1) Printing Information

Perhaps the most basic Python command, the print() command allows users to display information in the console. 

Running the print() command is simple; any information must be written inside a pair of parentheses. Sentences must be written within quotation marks (“) or apostrophes (‘) so that Python knows that the sentence is not code. The example below will print out the phrase “Hello World.” 

To run the program, press the Run button on the top of the screen. 

Variables in Python are bits of information that can be stored within your code. There are 3 basic types of data in Python: strings, numbers, and Boolean values (True or False). Once you have defined a variable, you can print it out in the console. 

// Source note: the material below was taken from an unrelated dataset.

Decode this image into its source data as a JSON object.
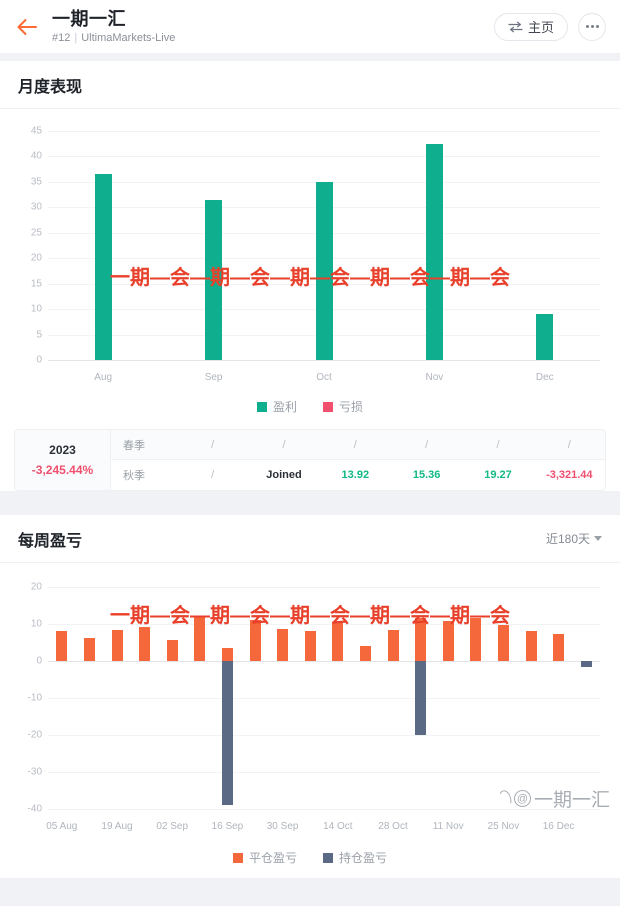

Note: In Trinket, strings are red, numbers are blue, and Boolean values are purple. 

You can also combine variables to create sentences, but be sure to convert any number or Boolean value into a string first.

Helpful Commands

Strings can be altered or changed through the use of simple commands. The commands below are useful for formatting phrases and variables (phrase represents any string variable):Note: counting in Python begins with 0. So the first letter of any phrase would be in the 0 position:

phrase.upper(): makes all letters in phrase uppercase
phrase.lower(): makes all letters in phrase lowercase
phrase.isupper(): tests to see if phrase is uppercase; delivers a Boolean value
phrase.islower(): tests to see if phrase is lowercase; delivers a Boolean value
len(phrase): finds the amount of digits or letters in phrase; delivers a number
phrase[x]: prints the letter in the x position in phrase
phrase.index(“x”): finds the location where the letter (in this case x) is located; only gives the first letter, not the total total
phrase.replace(“x”, “y”): replaces x with y wherever x is located in the phrase

Leave a Reply